WHAT THE TASK ASKS: Retype each entry below exactly. Do not carry any image over.

INPUT DATA:
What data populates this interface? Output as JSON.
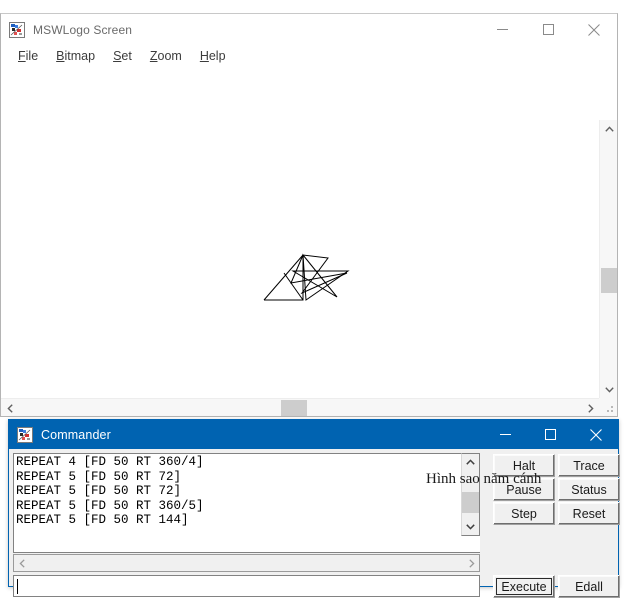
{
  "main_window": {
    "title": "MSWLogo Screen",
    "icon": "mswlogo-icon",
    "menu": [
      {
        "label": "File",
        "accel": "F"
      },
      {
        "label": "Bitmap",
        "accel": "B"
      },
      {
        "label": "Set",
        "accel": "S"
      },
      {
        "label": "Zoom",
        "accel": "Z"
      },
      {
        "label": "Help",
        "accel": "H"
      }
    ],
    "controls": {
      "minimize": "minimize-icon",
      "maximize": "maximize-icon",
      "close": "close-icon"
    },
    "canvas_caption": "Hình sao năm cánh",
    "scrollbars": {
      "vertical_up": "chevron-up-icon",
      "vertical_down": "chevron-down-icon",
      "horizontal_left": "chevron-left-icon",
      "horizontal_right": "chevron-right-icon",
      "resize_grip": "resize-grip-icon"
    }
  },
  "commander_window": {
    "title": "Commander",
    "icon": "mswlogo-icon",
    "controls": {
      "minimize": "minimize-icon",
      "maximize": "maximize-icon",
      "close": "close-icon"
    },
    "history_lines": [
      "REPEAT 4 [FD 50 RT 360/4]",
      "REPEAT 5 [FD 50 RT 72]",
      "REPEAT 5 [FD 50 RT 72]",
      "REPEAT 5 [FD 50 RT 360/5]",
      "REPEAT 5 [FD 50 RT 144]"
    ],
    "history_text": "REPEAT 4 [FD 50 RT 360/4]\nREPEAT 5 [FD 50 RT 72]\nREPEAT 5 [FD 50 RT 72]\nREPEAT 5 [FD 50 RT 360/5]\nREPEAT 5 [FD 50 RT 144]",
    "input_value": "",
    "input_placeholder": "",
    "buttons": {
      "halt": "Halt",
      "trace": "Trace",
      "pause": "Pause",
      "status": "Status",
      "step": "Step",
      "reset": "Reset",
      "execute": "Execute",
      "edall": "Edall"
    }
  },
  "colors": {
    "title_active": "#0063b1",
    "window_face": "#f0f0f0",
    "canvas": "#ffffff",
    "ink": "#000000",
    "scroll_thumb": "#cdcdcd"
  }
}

RESPONSE:
What data populates this interface? Output as JSON.
{
  "main_window": {
    "title": "MSWLogo Screen",
    "icon": "mswlogo-icon",
    "menu": [
      {
        "label": "File",
        "accel": "F"
      },
      {
        "label": "Bitmap",
        "accel": "B"
      },
      {
        "label": "Set",
        "accel": "S"
      },
      {
        "label": "Zoom",
        "accel": "Z"
      },
      {
        "label": "Help",
        "accel": "H"
      }
    ],
    "controls": {
      "minimize": "minimize-icon",
      "maximize": "maximize-icon",
      "close": "close-icon"
    },
    "canvas_caption": "Hình sao năm cánh",
    "scrollbars": {
      "vertical_up": "chevron-up-icon",
      "vertical_down": "chevron-down-icon",
      "horizontal_left": "chevron-left-icon",
      "horizontal_right": "chevron-right-icon",
      "resize_grip": "resize-grip-icon"
    }
  },
  "commander_window": {
    "title": "Commander",
    "icon": "mswlogo-icon",
    "controls": {
      "minimize": "minimize-icon",
      "maximize": "maximize-icon",
      "close": "close-icon"
    },
    "history_lines": [
      "REPEAT 4 [FD 50 RT 360/4]",
      "REPEAT 5 [FD 50 RT 72]",
      "REPEAT 5 [FD 50 RT 72]",
      "REPEAT 5 [FD 50 RT 360/5]",
      "REPEAT 5 [FD 50 RT 144]"
    ],
    "history_text": "REPEAT 4 [FD 50 RT 360/4]\nREPEAT 5 [FD 50 RT 72]\nREPEAT 5 [FD 50 RT 72]\nREPEAT 5 [FD 50 RT 360/5]\nREPEAT 5 [FD 50 RT 144]",
    "input_value": "",
    "input_placeholder": "",
    "buttons": {
      "halt": "Halt",
      "trace": "Trace",
      "pause": "Pause",
      "status": "Status",
      "step": "Step",
      "reset": "Reset",
      "execute": "Execute",
      "edall": "Edall"
    }
  },
  "colors": {
    "title_active": "#0063b1",
    "window_face": "#f0f0f0",
    "canvas": "#ffffff",
    "ink": "#000000",
    "scroll_thumb": "#cdcdcd"
  }
}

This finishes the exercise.